The epic legendary tale of Ramayana reveals a story regarding a bridge connecting India with Sri Lanka. It does exist although encased with many misconceptions about its origins but a string of little sandy dancing lands do appear from the tip of Mannar Island to Rameswaram Island in India is known as Rama’s Bridge or ‘Adam’s Bridge’.
The bridge took its name from an Islamic tradition that the Garden of Eden was located in Sri Lanka. Sri Pada, a Sri Lankan mountain with a footprint-shaped mark at its peak, is often called Adam’s Peak, and is identified with the place where the first man fell to Earth after his expulsion from Eden. (In several Muslim hadiths, Adam is described as standing 60 cubits tall—over 90 feet!—which explains his giant footprint.) Adam’s Bridge, then, was the path he took as he journeyed to mainland Asia.
Scientists aren’t sure what formed this unusual ribbon of shoals. Is it a ridge formed by a thinning of the earth’s crust in the Palk Strait? A “tombolo” of sand deposited by ocean currents? Remnants of an ancient coral shoreline from before Sri Lanka separated from India? One ancient Sanskrit epic poem provides a more colorful answer. In the sixth book of the Ramayana, the god Rama and his monkey companions engineer a floating bridge to the kingdom of Lanka, so Rama can rescue his beloved Sita from the demon-king Ravana. As a result, Indians call Adam’s Bridge “Rama Sethu”—Rama’s Bridge.
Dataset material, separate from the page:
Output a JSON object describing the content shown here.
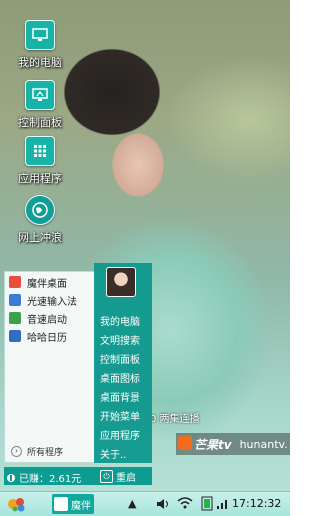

The Indian end of Rama Sethu, near the town of Rameswaram, is one of the holiest places in Hinduism and a popular pilgrimage site.